Your task is to find every line in the records that holds the string "申し込み履歴" and copy it.

Entries from a dataset of interfaces:
Start of Block

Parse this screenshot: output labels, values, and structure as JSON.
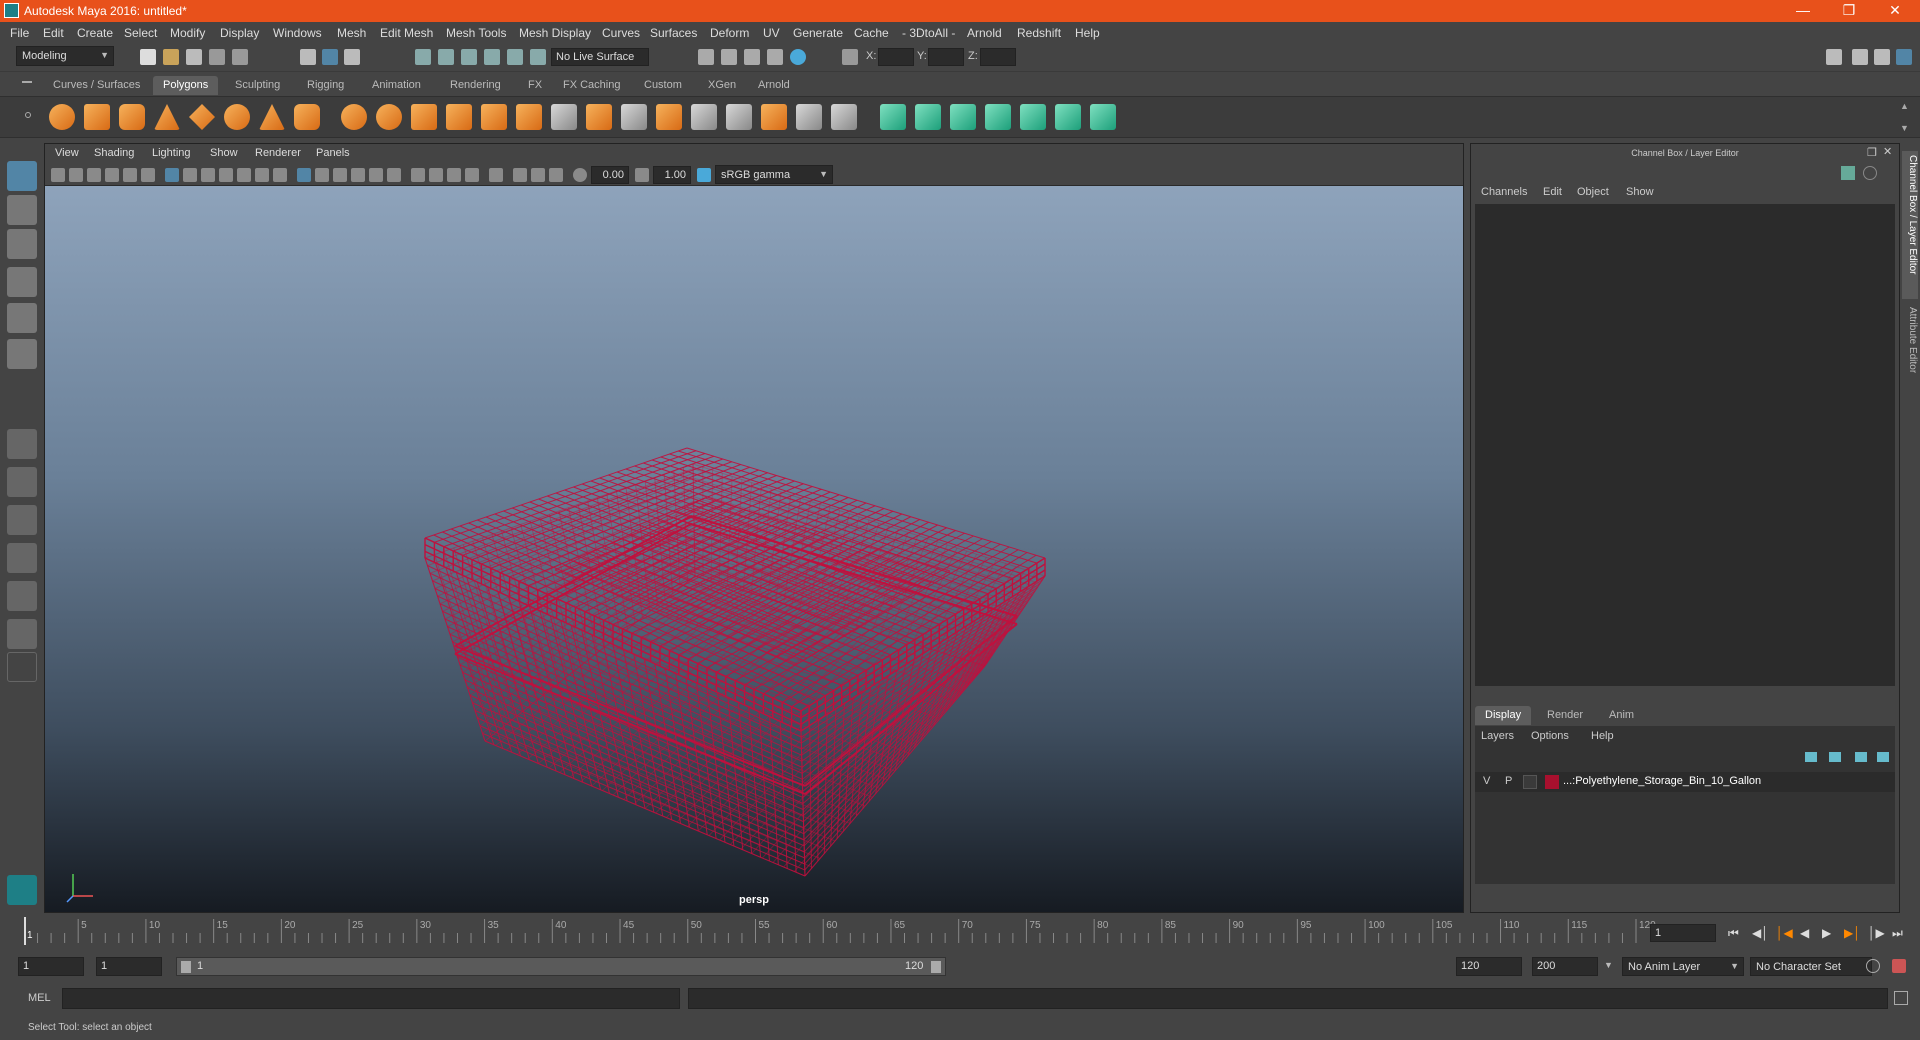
{
  "window": {
    "title": "Autodesk Maya 2016: untitled*"
  },
  "menu": [
    "File",
    "Edit",
    "Create",
    "Select",
    "Modify",
    "Display",
    "Windows",
    "Mesh",
    "Edit Mesh",
    "Mesh Tools",
    "Mesh Display",
    "Curves",
    "Surfaces",
    "Deform",
    "UV",
    "Generate",
    "Cache",
    "- 3DtoAll -",
    "Arnold",
    "Redshift",
    "Help"
  ],
  "status": {
    "mode": "Modeling",
    "live_surface": "No Live Surface",
    "x_label": "X:",
    "y_label": "Y:",
    "z_label": "Z:"
  },
  "shelf_tabs": [
    "Curves / Surfaces",
    "Polygons",
    "Sculpting",
    "Rigging",
    "Animation",
    "Rendering",
    "FX",
    "FX Caching",
    "Custom",
    "XGen",
    "Arnold"
  ],
  "viewport": {
    "menu": [
      "View",
      "Shading",
      "Lighting",
      "Show",
      "Renderer",
      "Panels"
    ],
    "exposure": "0.00",
    "gamma": "1.00",
    "color_space": "sRGB gamma",
    "camera": "persp",
    "wire_color": "#c0103d"
  },
  "channel_box": {
    "header": "Channel Box / Layer Editor",
    "menu": [
      "Channels",
      "Edit",
      "Object",
      "Show"
    ]
  },
  "layer_editor": {
    "tabs": [
      "Display",
      "Render",
      "Anim"
    ],
    "menu": [
      "Layers",
      "Options",
      "Help"
    ],
    "layer": {
      "v": "V",
      "p": "P",
      "name": "...:Polyethylene_Storage_Bin_10_Gallon",
      "color": "#a8102e"
    }
  },
  "side_tabs": [
    "Channel Box / Layer Editor",
    "Attribute Editor"
  ],
  "timeline": {
    "ticks": [
      "5",
      "10",
      "15",
      "20",
      "25",
      "30",
      "35",
      "40",
      "45",
      "50",
      "55",
      "60",
      "65",
      "70",
      "75",
      "80",
      "85",
      "90",
      "95",
      "100",
      "105",
      "110",
      "115",
      "120"
    ],
    "start_marker": "1",
    "current_frame": "1"
  },
  "range": {
    "start": "1",
    "playback_start": "1",
    "slider_start": "1",
    "slider_end": "120",
    "playback_end": "120",
    "end": "200",
    "anim_layer": "No Anim Layer",
    "char_set": "No Character Set"
  },
  "cmd": {
    "label": "MEL"
  },
  "help": {
    "text": "Select Tool: select an object"
  }
}
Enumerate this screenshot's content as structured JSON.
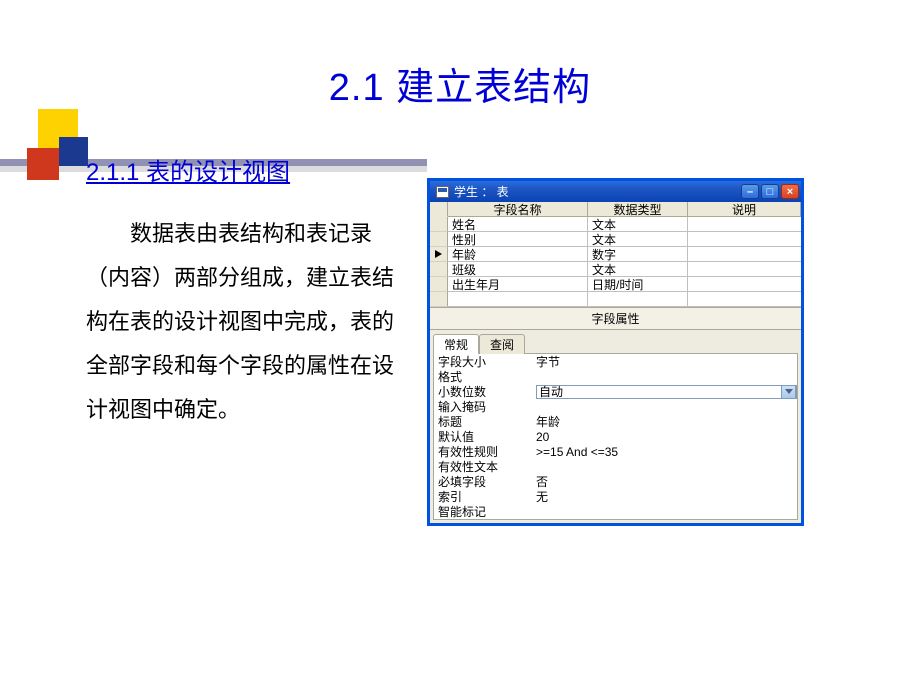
{
  "title": "2.1   建立表结构",
  "subtitle": "2.1.1   表的设计视图",
  "body_text": "数据表由表结构和表记录（内容）两部分组成，建立表结构在表的设计视图中完成，表的全部字段和每个字段的属性在设计视图中确定。",
  "window": {
    "caption": "学生  ：  表",
    "headers": {
      "name": "字段名称",
      "type": "数据类型",
      "desc": "说明"
    },
    "rows": [
      {
        "name": "姓名",
        "type": "文本",
        "current": false
      },
      {
        "name": "性别",
        "type": "文本",
        "current": false
      },
      {
        "name": "年龄",
        "type": "数字",
        "current": true
      },
      {
        "name": "班级",
        "type": "文本",
        "current": false
      },
      {
        "name": "出生年月",
        "type": "日期/时间",
        "current": false
      }
    ],
    "section_title": "字段属性",
    "tabs": {
      "general": "常规",
      "lookup": "查阅"
    },
    "props": [
      {
        "label": "字段大小",
        "value": "字节"
      },
      {
        "label": "格式",
        "value": ""
      },
      {
        "label": "小数位数",
        "value": "自动",
        "is_select": true
      },
      {
        "label": "输入掩码",
        "value": ""
      },
      {
        "label": "标题",
        "value": "年龄"
      },
      {
        "label": "默认值",
        "value": "20"
      },
      {
        "label": "有效性规则",
        "value": ">=15 And <=35"
      },
      {
        "label": "有效性文本",
        "value": ""
      },
      {
        "label": "必填字段",
        "value": "否"
      },
      {
        "label": "索引",
        "value": "无"
      },
      {
        "label": "智能标记",
        "value": ""
      }
    ],
    "btns": {
      "min": "–",
      "max": "□",
      "close": "×"
    }
  }
}
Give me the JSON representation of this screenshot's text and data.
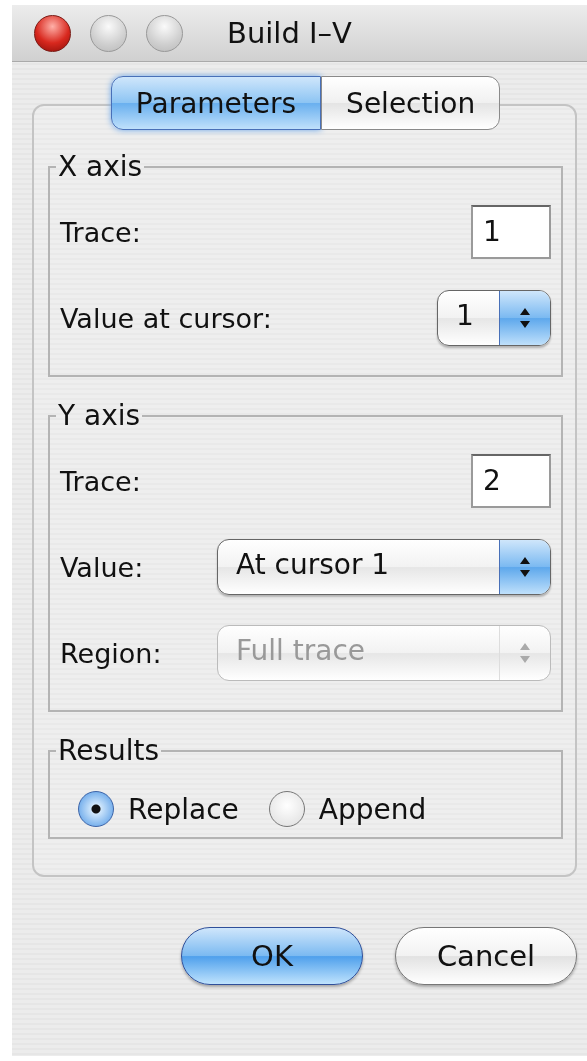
{
  "window": {
    "title": "Build I–V"
  },
  "tabs": [
    {
      "label": "Parameters",
      "selected": true
    },
    {
      "label": "Selection",
      "selected": false
    }
  ],
  "groups": [
    {
      "title": "X axis",
      "fields": [
        {
          "kind": "text",
          "label": "Trace:",
          "value": "1",
          "disabled": false
        },
        {
          "kind": "stepper",
          "label": "Value at cursor:",
          "value": "1",
          "disabled": false
        }
      ]
    },
    {
      "title": "Y axis",
      "fields": [
        {
          "kind": "text",
          "label": "Trace:",
          "value": "2",
          "disabled": false
        },
        {
          "kind": "popup",
          "label": "Value:",
          "value": "At cursor 1",
          "disabled": false
        },
        {
          "kind": "popup",
          "label": "Region:",
          "value": "Full trace",
          "disabled": true
        }
      ]
    }
  ],
  "results": {
    "title": "Results",
    "options": [
      {
        "label": "Replace",
        "selected": true
      },
      {
        "label": "Append",
        "selected": false
      }
    ]
  },
  "buttons": [
    {
      "label": "OK",
      "default": true
    },
    {
      "label": "Cancel",
      "default": false
    }
  ]
}
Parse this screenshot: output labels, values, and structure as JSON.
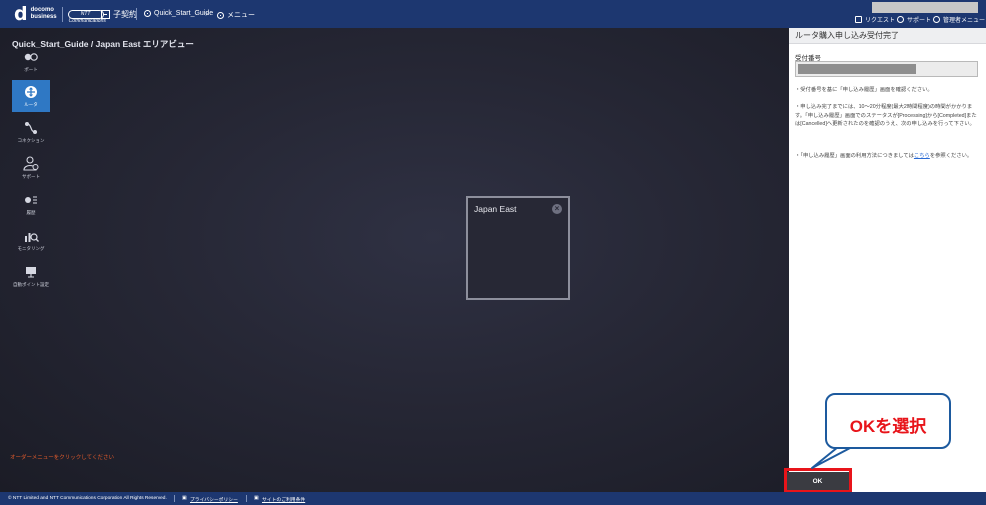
{
  "header": {
    "logo_top": "docomo",
    "logo_bottom": "business",
    "ntt_logo": "NTT Communications",
    "contract_label": "子契約",
    "breadcrumb_project": "Quick_Start_Guide",
    "breadcrumb_menu": "メニュー",
    "links": {
      "request": "リクエスト",
      "support": "サポート",
      "admin_menu": "管理者メニュー"
    }
  },
  "map": {
    "title": "Quick_Start_Guide / Japan East エリアビュー",
    "sidebar": [
      {
        "label": "ポート",
        "icon": "port-icon",
        "active": false
      },
      {
        "label": "ルータ",
        "icon": "router-icon",
        "active": true
      },
      {
        "label": "コネクション",
        "icon": "connection-icon",
        "active": false
      },
      {
        "label": "サポート",
        "icon": "support-icon",
        "active": false
      },
      {
        "label": "履歴",
        "icon": "history-icon",
        "active": false
      },
      {
        "label": "モニタリング",
        "icon": "monitoring-icon",
        "active": false
      },
      {
        "label": "自動ポイント設定",
        "icon": "monitor-screen-icon",
        "active": false
      }
    ],
    "region_card_label": "Japan East",
    "order_hint": "オーダーメニューをクリックしてください"
  },
  "panel": {
    "title": "ルータ購入申し込み受付完了",
    "receipt_label": "受付番号",
    "note1": "・受付番号を基に「申し込み履歴」画面を確認ください。",
    "note2": "・申し込み完了までには、10〜20分程度(最大2時間程度)の時間がかかります。「申し込み履歴」画面でのステータスが[Processing]から[Completed]または[Cancelled]へ更新されたのを確認のうえ、次の申し込みを行って下さい。",
    "note3_before": "・「申し込み履歴」画面の利用方法につきましては",
    "note3_link": "こちら",
    "note3_after": "を参照ください。",
    "ok_label": "OK"
  },
  "callout": {
    "text": "OKを選択"
  },
  "footer": {
    "copyright": "© NTT Limited and NTT Communications Corporation All Rights Reserved.",
    "privacy": "プライバシーポリシー",
    "terms": "サイトのご利用条件"
  },
  "colors": {
    "header_bg": "#1d3770",
    "map_bg": "#262735",
    "active_nav": "#2f78c4",
    "highlight_red": "#e8141a",
    "hint_orange": "#e35b2c"
  }
}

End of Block

§ Exercise result:
    "note1": "・受付番号を基に「申し込み履歴」画面を確認ください。",
    "note2": "・申し込み完了までには、10〜20分程度(最大2時間程度)の時間がかかります。「申し込み履歴」画面でのステータスが[Processing]から[Completed]または[Cancelled]へ更新されたのを確認のうえ、次の申し込みを行って下さい。",
    "note3_before": "・「申し込み履歴」画面の利用方法につきましては",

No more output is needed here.